**Task directions:** For the string "Scutum", find every matching line in the records and copy it.

Website and app data records:
──────────

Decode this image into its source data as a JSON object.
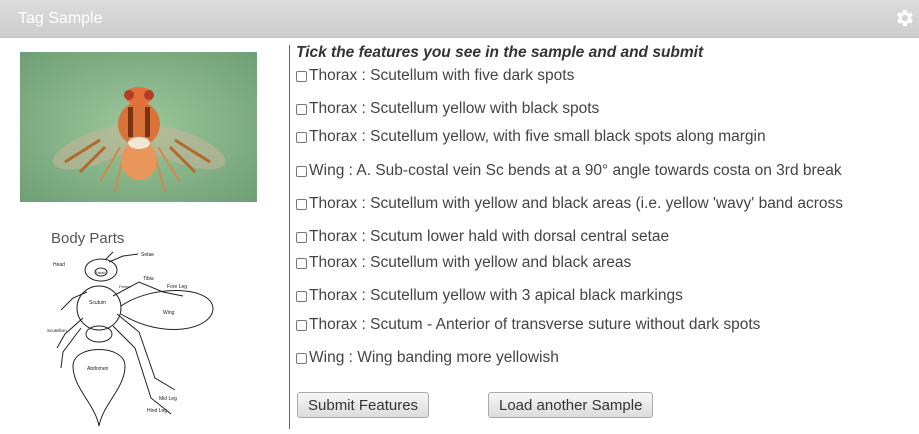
{
  "panel": {
    "title": "Tag Sample",
    "settings_icon": "gear-icon"
  },
  "left": {
    "body_parts_label": "Body Parts",
    "diagram_labels": {
      "setae": "Setae",
      "tibia": "Tibia",
      "fore_leg": "Fore Leg",
      "head": "Head",
      "head_inner": "Head",
      "femur": "Femur",
      "scutum": "Scutum",
      "scutellum": "Scutellum",
      "wing": "Wing",
      "abdomen": "Abdomen",
      "mid_leg": "Mid Leg",
      "hind_leg": "Hind Leg"
    }
  },
  "form": {
    "heading": "Tick the features you see in the sample and and submit",
    "features": [
      "Thorax : Scutellum with five dark spots",
      "Thorax : Scutellum yellow with black spots",
      "Thorax : Scutellum yellow, with five small black spots along margin",
      "Wing : A. Sub-costal vein Sc bends at a 90° angle towards costa on 3rd break",
      "Thorax : Scutellum with yellow and black areas (i.e. yellow 'wavy' band across",
      "Thorax : Scutum lower hald with dorsal central setae",
      "Thorax : Scutellum with yellow and black areas",
      "Thorax : Scutellum yellow with 3 apical black markings",
      "Thorax : Scutum - Anterior of transverse suture without dark spots",
      "Wing : Wing banding more yellowish"
    ],
    "submit_label": "Submit Features",
    "load_label": "Load another Sample"
  }
}
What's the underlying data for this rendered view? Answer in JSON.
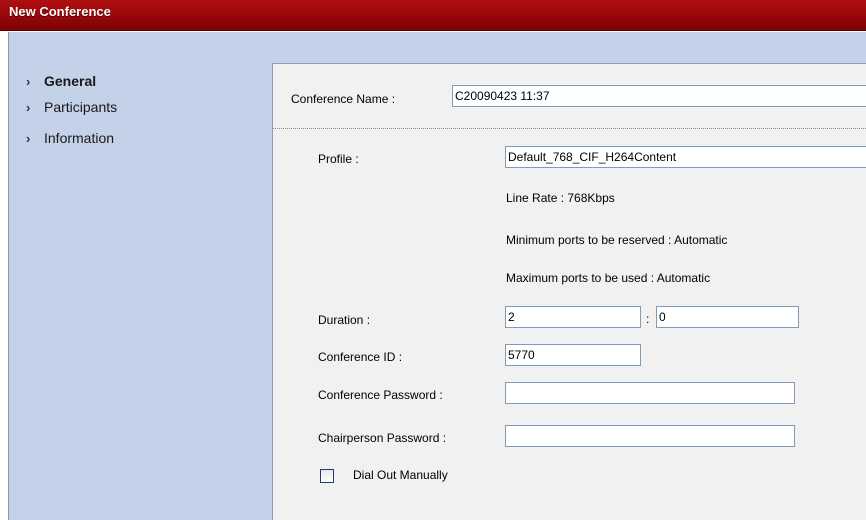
{
  "window": {
    "title": "New Conference"
  },
  "nav": {
    "items": [
      {
        "label": "General",
        "active": true
      },
      {
        "label": "Participants",
        "active": false
      },
      {
        "label": "Information",
        "active": false
      }
    ]
  },
  "form": {
    "conference_name": {
      "label": "Conference Name :",
      "value": "C20090423 11:37"
    },
    "profile": {
      "label": "Profile :",
      "value": "Default_768_CIF_H264Content"
    },
    "line_rate": "Line Rate : 768Kbps",
    "min_ports": "Minimum ports to be reserved : Automatic",
    "max_ports": "Maximum ports to be used : Automatic",
    "duration": {
      "label": "Duration :",
      "hours": "2",
      "separator": ":",
      "minutes": "0"
    },
    "conference_id": {
      "label": "Conference ID :",
      "value": "5770"
    },
    "conference_password": {
      "label": "Conference Password :",
      "value": ""
    },
    "chairperson_password": {
      "label": "Chairperson Password :",
      "value": ""
    },
    "dial_out_manually": {
      "label": "Dial Out Manually",
      "checked": false
    }
  },
  "colors": {
    "titlebar": "#970608",
    "nav_bg": "#c3d1e9",
    "panel_bg": "#f1f1f1",
    "field_border": "#7f9db9"
  }
}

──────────

**Solution:**
      "scutum": "Scutum",
      "Thorax : Scutum lower hald with dorsal central setae",
      "Thorax : Scutum - Anterior of transverse suture without dark spots",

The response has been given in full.